Mumbai, July 4:
Low-cost carrier AirAsia plans to increase its India fleet strength to 14 aircraft by October, four more than the current 10, Amar Abrol, AirAsia India CEO, said. This number will, Abrol added, rise to 20 by October 2018, allowing the airline to then begin international operations.
Aviation industry rules in India require an airline to operate a minimum of 20 aircraft on domestic routes before it can deploy any further aircraft to international operations.
Last month at the Paris Air Show, holding company AirAsia signed an agreement with aircraft manufacturer to order 14 new A320ceo aircraft, its current aircraft of choice. However, this precludes the airline from reaping the benefits under the government’s UDAN regional connectivity scheme, which is more suited to the smaller ATR aircraft.

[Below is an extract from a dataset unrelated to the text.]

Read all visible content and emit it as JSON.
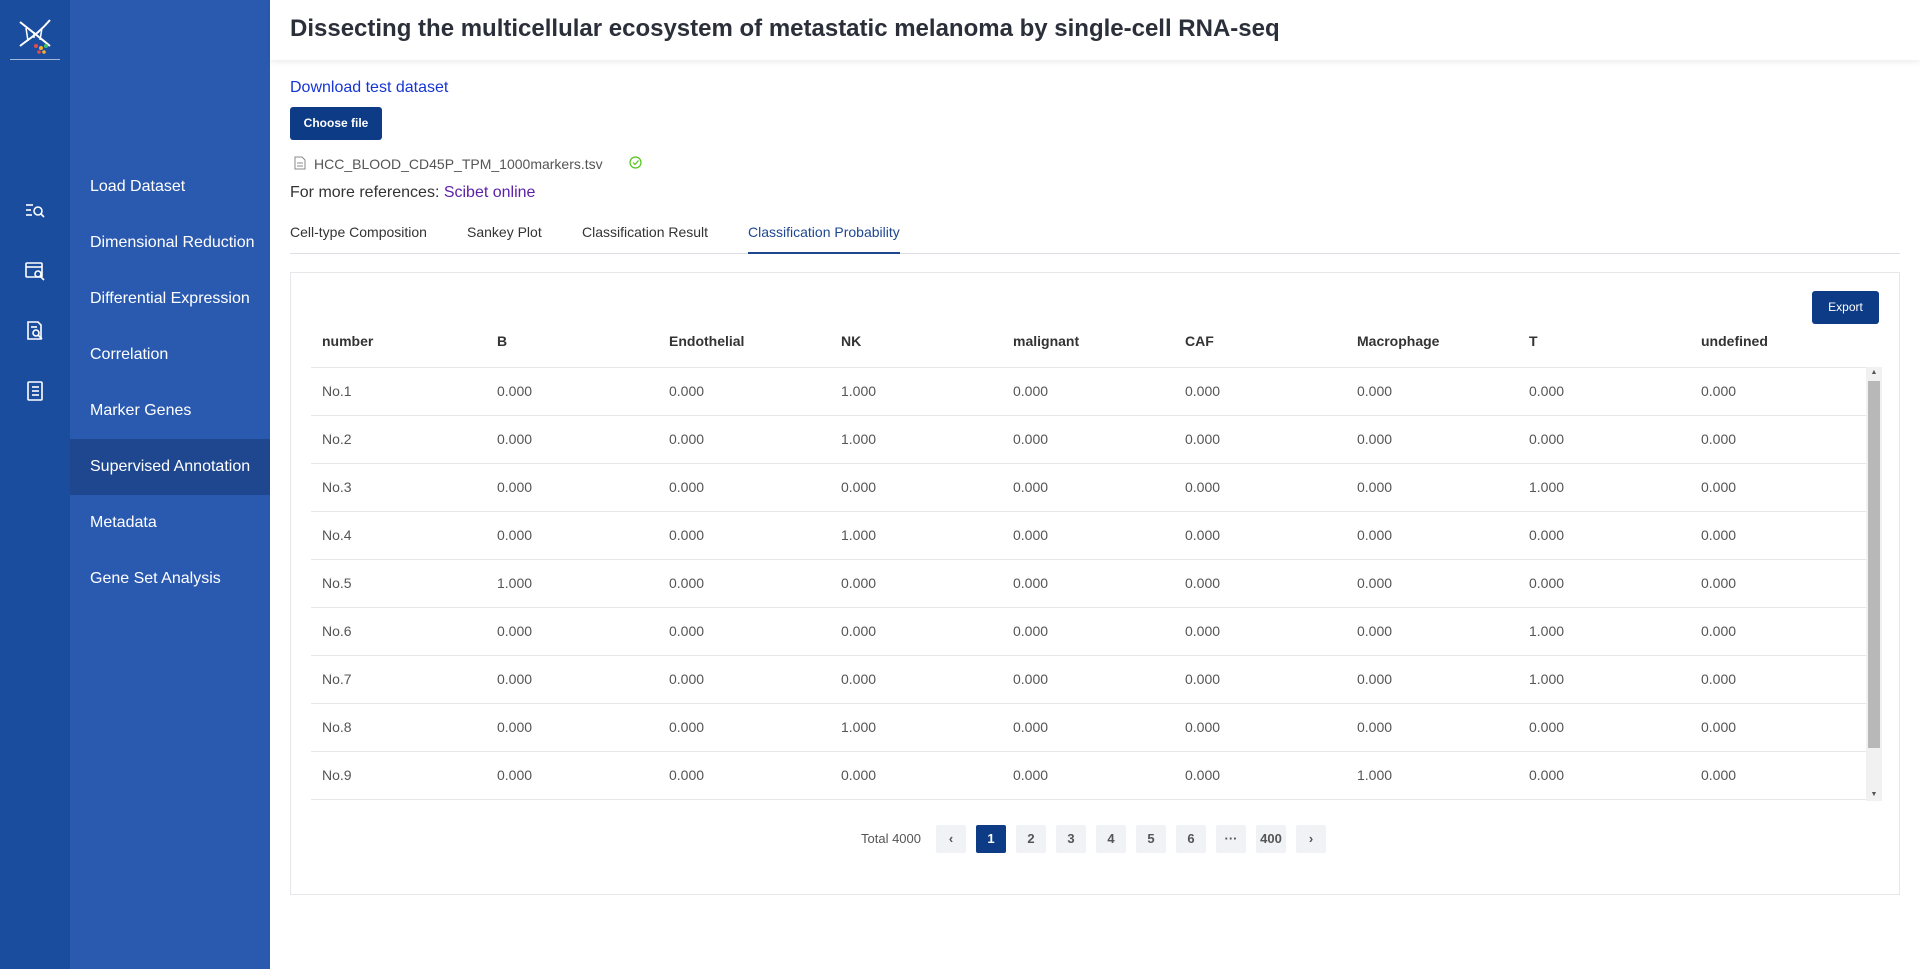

AirAsia India, a 49:51 joint venture with the Malaysian parent and the Tata group, reported revenue of Rs. 1,000 crore for FY17, the company said. Abrol said the airline is on track to turn profitable by December 2019. The two shareholders have invested more than $75 million in the India venture till date.
On Tuesday, the airline announced that it had added Bhubaneshwar to its list of destinations, raising the count to 16. it also added six new routes connecting New Delhi, Jaipur & Bagdogra to Kolkata. The airline, based in Bengaluru, also has hubs in New Delhi and Kolkata.
“Our focus is not only on increasing routes but on increasing frequency and gaining market share in the routes we operate in,” Abrol said, explaining its modest fleet strength growth plans as opposed to market leader Indigo which is a lot more aggressive on fleet growth. “We’re currently gross profit-profitable in about 60 per cent of our 78 routes.”
Abrol also added that in the next couple of weeks, the airline will introduce its FLY-THRU programme to its operations in India. The ancillary service, available for a convenience fee, allows fliers to transfer from one (international) flight to another on the network without the hassle of going through immigration processing, or of having to collect baggage when taking 2 different flights to get to the final destination and stopping over at a transit station.
Abrol also said that the industry has made a representation to the aviation and finance ministries to reconsider rates under the new Goods and Services Tax regime on aircraft purchases by airlines. Tax credits are not available on imports and the new tax rules levy a 5 per cent customs import duty on aircraft, which raises the cost of each aircraft by roughly Rs. 8 crore for the airline.